TITLE

Canada's MDs most pessimistic in 5-country survey

AUTHOR(S)
Sibbald, Barbara
PUB. DATE
November 2000
SOURCE
CMAJ: Canadian Medical Association Journal;11/28/2000, Vol. 163 Issue 11, p1496
SOURCE TYPE
Academic Journal
DOC. TYPE
Article
ABSTRACT
Reports that a survey done between May and July, 2000 shows Canadian doctors to be more pessimistic about the state of medicine than physicians in other countries surveyed. Concerns of doctors, including the amount of time patients spend waiting and a shortage of the latest medical and diagnostic equipment; Statement that doctors in all five countries surveyed fear a continued decline in health care quality.
ACCESSION #
3823637

 

Related Articles

  • GPs not keen on using placebos.  // New Zealand Doctor;6/16/2010, p4 

    The article reports on the result of a survey which reveals that 41.2 percent of doctors in New Zealand rarely offer treatments without no clinical benefits other than placebo.

  • DID YOU KNOW?  // HealthLeaders Magazine;Jan2008, Vol. 11 Issue 1, p16 

    The article states that 24 percent of doctors between the ages of 50 and 65 plan not to participate in patient care in the next one to three years, according to a survey conducted by Merritt Hawkins & Associates. The findings also show that 57 percent of respondents said they would not recommend...

  • December survey results: A look at 2001. May, David // Modern Healthcare;01/29/2001, Vol. 31 Issue 5, p36 

    Presents the results of an online survey conducted by `Modern Healthcare' in December 2000 which determined the preparedness of healthcare leaders in the United States for 2001. Top priority in healthcare; Area in healthcare that needs the most improvement.

  • Practices working harder, data show.  // GP: General Practitioner;10/3/2008, p5 

    The article presents research concerning the number of medical practices in England. According to the study, general practitioner (GP) practices in 2007 averaged to 33,900 consultations compared to just 21,000 in 1995. In addition, the proportion of consultations conducted by practice nurses...

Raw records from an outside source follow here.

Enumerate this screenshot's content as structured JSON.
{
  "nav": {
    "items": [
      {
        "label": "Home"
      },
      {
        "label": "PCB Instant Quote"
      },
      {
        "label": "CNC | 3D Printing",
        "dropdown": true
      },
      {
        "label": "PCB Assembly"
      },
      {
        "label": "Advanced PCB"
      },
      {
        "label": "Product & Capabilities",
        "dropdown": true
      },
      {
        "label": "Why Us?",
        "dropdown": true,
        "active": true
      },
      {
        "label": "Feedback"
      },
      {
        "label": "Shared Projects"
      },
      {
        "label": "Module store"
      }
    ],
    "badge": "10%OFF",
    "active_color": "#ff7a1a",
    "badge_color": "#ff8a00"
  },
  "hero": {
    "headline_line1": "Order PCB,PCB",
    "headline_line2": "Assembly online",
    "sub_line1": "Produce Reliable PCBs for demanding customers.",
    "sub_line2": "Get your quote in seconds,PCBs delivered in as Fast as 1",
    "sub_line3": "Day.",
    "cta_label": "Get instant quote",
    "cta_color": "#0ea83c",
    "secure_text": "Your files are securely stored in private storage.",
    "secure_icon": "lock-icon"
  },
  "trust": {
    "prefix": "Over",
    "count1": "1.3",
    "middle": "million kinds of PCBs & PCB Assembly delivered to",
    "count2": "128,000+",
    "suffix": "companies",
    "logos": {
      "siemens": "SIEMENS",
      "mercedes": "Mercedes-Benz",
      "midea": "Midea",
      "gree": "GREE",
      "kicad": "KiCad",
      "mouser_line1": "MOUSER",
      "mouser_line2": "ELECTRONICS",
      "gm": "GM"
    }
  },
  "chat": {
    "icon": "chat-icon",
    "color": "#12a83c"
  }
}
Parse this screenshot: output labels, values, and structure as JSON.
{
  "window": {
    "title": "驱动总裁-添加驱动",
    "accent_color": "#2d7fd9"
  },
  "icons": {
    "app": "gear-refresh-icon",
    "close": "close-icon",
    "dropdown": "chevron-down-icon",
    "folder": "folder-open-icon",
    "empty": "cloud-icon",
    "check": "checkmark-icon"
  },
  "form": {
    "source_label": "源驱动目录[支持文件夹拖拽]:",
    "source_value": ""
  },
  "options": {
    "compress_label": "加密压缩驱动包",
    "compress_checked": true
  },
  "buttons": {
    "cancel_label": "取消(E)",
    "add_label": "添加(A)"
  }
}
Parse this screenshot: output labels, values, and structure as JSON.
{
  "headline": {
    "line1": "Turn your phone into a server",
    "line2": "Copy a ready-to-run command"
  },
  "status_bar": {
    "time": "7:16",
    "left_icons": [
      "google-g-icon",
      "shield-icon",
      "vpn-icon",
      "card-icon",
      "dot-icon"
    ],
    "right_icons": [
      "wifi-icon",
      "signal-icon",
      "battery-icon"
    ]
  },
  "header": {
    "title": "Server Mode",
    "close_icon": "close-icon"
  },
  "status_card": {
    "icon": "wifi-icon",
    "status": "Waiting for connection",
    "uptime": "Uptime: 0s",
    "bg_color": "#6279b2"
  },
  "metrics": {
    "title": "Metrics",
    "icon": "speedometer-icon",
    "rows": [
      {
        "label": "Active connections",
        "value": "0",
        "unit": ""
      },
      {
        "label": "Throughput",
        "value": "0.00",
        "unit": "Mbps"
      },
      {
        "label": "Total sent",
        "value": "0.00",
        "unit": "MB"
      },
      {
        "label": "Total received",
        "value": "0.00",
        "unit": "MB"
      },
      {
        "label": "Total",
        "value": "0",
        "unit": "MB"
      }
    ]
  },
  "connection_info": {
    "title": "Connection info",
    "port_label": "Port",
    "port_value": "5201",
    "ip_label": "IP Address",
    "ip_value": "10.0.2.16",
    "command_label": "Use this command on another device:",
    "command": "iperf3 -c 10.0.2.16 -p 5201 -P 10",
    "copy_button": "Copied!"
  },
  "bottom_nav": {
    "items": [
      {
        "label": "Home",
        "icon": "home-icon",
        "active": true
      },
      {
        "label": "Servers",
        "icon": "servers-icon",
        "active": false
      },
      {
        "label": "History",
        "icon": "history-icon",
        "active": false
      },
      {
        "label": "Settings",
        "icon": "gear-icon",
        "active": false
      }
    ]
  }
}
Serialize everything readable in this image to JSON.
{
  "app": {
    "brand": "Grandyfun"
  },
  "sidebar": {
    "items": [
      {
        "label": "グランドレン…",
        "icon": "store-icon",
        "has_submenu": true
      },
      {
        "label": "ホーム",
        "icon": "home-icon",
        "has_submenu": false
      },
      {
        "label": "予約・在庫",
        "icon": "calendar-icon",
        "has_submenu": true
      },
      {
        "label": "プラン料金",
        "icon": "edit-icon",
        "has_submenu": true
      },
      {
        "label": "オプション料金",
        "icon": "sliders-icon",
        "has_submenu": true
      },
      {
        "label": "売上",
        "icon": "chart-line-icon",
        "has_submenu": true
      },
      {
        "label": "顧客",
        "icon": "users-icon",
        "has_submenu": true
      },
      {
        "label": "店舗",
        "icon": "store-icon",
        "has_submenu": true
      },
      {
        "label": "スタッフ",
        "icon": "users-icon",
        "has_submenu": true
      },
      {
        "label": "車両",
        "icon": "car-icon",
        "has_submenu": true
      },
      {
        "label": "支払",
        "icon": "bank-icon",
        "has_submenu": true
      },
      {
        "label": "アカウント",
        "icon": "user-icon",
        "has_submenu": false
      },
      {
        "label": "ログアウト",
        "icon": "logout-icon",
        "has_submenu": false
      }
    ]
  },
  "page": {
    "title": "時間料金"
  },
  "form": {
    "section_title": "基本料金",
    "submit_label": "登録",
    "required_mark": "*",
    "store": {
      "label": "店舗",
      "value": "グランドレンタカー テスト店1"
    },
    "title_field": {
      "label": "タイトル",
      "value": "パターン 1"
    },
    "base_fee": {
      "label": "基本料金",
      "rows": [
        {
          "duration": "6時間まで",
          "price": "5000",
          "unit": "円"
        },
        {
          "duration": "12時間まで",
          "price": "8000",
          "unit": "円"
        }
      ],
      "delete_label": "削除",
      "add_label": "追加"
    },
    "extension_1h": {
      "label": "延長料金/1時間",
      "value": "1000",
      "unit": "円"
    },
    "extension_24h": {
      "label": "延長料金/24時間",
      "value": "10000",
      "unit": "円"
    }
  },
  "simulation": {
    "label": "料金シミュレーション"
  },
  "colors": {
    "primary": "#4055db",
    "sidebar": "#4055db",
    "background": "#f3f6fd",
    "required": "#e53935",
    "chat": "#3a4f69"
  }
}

  • Sex and the surgery: students' attitudes and potential behaviour as they pass through a modern medical curriculum. Goldie, J.; Schwartz, L.; Morrison, J. // Journal of Medical Ethics;Oct2004, Vol. 30 Issue 5, p480 

    Objective: To examine students' attitudes and potential behaviour to a possible intimate relationship with a patient as they pass through a modern medical curriculum. Design: A cohort study of students entering Glasgow University's new learner centred, integrated medical curriculum in October...

  • Attitudes of European physicians, nurses, patients, and families regarding end-of-life decisions: the ETHICATT study. Sprung, Charles L.; Carmel, Sara; Sjokvist, Peter; Baras, Mario; Cohen, Simon L.; Maia, Paulo; Beishuizen, Albertus; Nalos, Daniel; Novak, Ivan; Svantesson, Mia; Benbenishty, Julie; Henderson, Beverly; ETHICATT Study Group // Intensive Care Medicine;Jan2007, Vol. 33 Issue 1, p104 

    Objective: To evaluate attitudes of Europeans regarding end-of-life decisions.Design and Setting: Responses to a questionnaire by physicians and nurses working in ICUs, patients who survived ICU, and families of ICU patients in six European countries were compared for...

  • IT ADOPTION VARIES BY MEDICAL SPECIALTY.  // Trustee;Apr2008, Vol. 61 Issue 4, p4 

    The article analyzes the relation between medical specialization and adaptation to information technology (IT). The Center for Studying Health System Change conducted a survey in 2004-2005 regarding access to IT by doctors in five clinical activities. Researchers concluded that psychiatrists are...

  • Discharge data 'often patchy'.  // Pulse;10/28/2009, Vol. 69 Issue 34, p2 

    The article reports on a study that examines data from general practitioner (GP) practices in Great Britain. According to the study by the Care Quality Commission, 81% of GP practices said details of medicines were incomplete or inaccurate all of the time or most of the time. The commission...

  • Physician Attitudes Toward Reporting Errors. Hoffman, Leslie A. // Critical Care Alert;May2008, Vol. 16 Issue 2, p11 

    The article discusses findings from a survey of physicians in the U.S. regarding their attitudes about reporting medical errors. The survey indicated that 56% of physicians admitted that they were involved with a serious medical error. Additionally, majority of the physicians disclosed that they...

Share

Read the Article

Courtesy of THE LIBRARY OF VIRGINIA

Sorry, but this item is not currently available from your library.

Try another library?
Sign out of this library

Other Topics